The performance report still doesn't give much of an indicator of what topics I need to study the most, as they are scattered and I got some questions right in every category, but no category very strong.  

What was awkward though is that the distribution of the questions by topic, as it wasn't the same as in the first test, as there were almost twice the questions on inheritance on test one than test two.  Is this how the real exam works?   I thought the number of questions per topic would be exactly the same, and on test 2, there weren't any questions on lambdas.  
Six weeks is probably too soon, but it's not as if I'm starting now and shooting six weeks from now, I have been studying for awhile, and studied a bit before I took the test the first time, enough to get almost half the questions right, so I already have a foundation.  However, given my limited resources and the test is not cheap, I'm going to see where I am in a couple weeks from now and if I'm getting better scores on the mock exams.  I have a lot of recap notes from my first practice Enthuware test that I think will help the next attempt.  
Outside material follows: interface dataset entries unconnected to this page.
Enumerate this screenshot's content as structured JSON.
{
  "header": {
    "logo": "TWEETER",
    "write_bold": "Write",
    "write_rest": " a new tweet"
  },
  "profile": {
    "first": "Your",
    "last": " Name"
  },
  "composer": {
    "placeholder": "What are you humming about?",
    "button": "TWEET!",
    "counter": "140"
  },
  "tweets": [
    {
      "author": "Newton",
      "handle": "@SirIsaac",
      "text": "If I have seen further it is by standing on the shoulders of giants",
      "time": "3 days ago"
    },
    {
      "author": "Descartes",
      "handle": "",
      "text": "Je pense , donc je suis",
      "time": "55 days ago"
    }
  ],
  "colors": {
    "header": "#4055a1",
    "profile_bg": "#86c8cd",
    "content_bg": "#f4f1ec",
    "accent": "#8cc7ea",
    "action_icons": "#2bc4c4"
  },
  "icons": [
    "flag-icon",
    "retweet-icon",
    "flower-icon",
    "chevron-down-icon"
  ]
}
I was using a program from Kaplan the first time, that helped me get some of the questions on the exam right, and others that I got right were from guessing or from my knowledge of how java works in the programs I've created so far.   I think the problem though was that I was mostly memorizing the answers to the same questions, and some of the material is not actually covered on the current exam.  
2 weeks ago
47% is 33 questions correct and 46 are needed, so assuming that most of my correct answers were ones that I knew and a few of them were lucky guesses, that's still quite a bit that I need to learn with knowing some of the foundations, which makes since since I get questions right in probably every category, just not the more difficult ones.

I will try reading that book again.  I was hoping to have this test retaken and passed before mid-November, but given that is less than six weeks away from now, reading another book cover to cover, practice coding, and then more mock exams in that window seems unlikely, unless others have been able to do it before.  However, cutting corners is what caused me to fail in the first attempt, so I'm going to try doing what I can, but just don't want what I'm doing to be counter-productive.  
2 weeks ago
So, I find nearly every question where it asks for a result has those options as answer choices.  

However, the problem is that it is hard to detect, because some things I've never heard of or read about are valid syntax and others end up not being when I wasn't sure.

I was wondering if anyone used some kind of check-list when studying that they practiced with to by process of elimination look for anything that throws an Exception at runtime or fails compilation.  Such as, maybe they first check to see if there are any illegal conversions, casting errors, method declarations....

What to look for up and down the list to eliminate that as a possible answer.
The problem is, there really isn't any one topic I miss almost every question on that is more than a couple questions, such as lambdas which make up 2 of the 70 questions, so I can't really pinpoint any specific problem area.  
2 weeks ago
I took the test back in May, and I'm still studying to retake it.  I wasn't able to study most of the summer because of an outing I was on though.

What I found was that the program I was using to study from didn't remotely resemble the actual exam questions, to which I found later many of the concepts on that program no longer apply to the exam.  

The way I'm studying now is that I read the entire Oracle exam guide that is available on amazon, and I'm using Enthuware to practice.  

I scored a little over 50% on the foundations test, and I got 40% on test one.  I think that about matches my knowledge on the last exam since most people score more on the actual exam than the practice exams, but I'm still very confused on a lot of it, and it doesn't look like problems that would ever happen in the real world.  

My plan as of now is to prepare to take it again in the next couple months, and if I fail, I'll try one more time by reviewing the most missed types of questions, but if I fail it a 3rd time, then I'm going to de-rail and work towards another plan to build up my resume, as I cannot spend all my time trying to prepare for one test.
2 weeks ago